Task details | Copy out each line of the data that includes the string "deststoretype".

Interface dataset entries
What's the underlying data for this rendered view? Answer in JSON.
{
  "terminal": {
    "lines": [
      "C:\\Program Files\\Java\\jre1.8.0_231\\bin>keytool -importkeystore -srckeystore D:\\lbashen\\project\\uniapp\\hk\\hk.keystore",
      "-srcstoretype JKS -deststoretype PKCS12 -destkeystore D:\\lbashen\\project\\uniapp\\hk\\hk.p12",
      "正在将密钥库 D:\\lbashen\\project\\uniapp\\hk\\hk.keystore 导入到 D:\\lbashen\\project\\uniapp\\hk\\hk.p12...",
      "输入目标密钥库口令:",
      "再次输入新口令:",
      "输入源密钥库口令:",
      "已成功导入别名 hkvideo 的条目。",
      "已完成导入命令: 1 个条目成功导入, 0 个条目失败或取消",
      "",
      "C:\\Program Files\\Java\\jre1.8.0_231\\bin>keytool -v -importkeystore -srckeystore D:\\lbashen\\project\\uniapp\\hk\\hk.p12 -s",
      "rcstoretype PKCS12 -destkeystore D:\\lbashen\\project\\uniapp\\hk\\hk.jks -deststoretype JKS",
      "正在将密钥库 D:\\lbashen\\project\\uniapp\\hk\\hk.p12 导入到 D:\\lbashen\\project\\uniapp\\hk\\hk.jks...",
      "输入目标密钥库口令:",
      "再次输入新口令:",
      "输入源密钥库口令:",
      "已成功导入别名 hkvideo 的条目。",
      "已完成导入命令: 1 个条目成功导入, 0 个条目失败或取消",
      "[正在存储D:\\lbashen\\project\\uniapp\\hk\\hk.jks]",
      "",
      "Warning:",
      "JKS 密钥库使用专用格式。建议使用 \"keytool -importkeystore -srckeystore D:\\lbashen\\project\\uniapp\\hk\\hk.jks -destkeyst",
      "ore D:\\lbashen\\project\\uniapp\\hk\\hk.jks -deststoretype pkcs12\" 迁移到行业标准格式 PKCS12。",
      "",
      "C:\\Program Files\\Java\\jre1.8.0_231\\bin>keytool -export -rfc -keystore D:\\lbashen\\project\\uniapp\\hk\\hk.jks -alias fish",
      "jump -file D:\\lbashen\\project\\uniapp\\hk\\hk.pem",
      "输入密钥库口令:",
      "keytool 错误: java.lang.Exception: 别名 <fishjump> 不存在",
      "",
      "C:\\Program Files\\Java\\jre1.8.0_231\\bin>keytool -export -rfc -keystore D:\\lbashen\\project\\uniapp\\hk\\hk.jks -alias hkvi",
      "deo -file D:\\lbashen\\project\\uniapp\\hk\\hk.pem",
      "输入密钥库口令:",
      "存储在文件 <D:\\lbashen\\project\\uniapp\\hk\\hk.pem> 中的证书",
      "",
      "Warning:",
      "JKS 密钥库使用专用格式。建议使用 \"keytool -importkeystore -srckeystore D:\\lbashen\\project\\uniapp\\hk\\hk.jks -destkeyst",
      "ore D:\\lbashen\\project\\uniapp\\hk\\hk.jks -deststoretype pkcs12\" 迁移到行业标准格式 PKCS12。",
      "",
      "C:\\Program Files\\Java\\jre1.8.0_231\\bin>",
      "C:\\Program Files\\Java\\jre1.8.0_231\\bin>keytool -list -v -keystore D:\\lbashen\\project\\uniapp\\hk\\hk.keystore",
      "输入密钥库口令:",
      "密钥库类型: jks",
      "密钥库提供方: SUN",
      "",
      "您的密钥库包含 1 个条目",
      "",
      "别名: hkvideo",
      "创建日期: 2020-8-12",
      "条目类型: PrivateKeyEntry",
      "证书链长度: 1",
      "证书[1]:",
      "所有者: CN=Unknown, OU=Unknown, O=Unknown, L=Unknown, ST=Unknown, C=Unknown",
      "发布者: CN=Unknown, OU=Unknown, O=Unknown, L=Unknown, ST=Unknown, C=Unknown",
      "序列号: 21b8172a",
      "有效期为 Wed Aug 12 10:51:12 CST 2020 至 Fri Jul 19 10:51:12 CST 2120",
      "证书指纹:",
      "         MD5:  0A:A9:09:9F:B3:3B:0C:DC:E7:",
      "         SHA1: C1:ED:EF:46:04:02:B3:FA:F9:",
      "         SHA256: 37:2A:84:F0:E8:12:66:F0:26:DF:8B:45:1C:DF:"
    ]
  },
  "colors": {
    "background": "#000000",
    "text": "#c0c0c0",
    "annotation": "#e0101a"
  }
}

Expected answer |
      "-srcstoretype JKS -deststoretype PKCS12 -destkeystore D:\\lbashen\\project\\uniapp\\hk\\hk.p12",
      "rcstoretype PKCS12 -destkeystore D:\\lbashen\\project\\uniapp\\hk\\hk.jks -deststoretype JKS",
      "ore D:\\lbashen\\project\\uniapp\\hk\\hk.jks -deststoretype pkcs12\" 迁移到行业标准格式 PKCS12。",
      "ore D:\\lbashen\\project\\uniapp\\hk\\hk.jks -deststoretype pkcs12\" 迁移到行业标准格式 PKCS12。",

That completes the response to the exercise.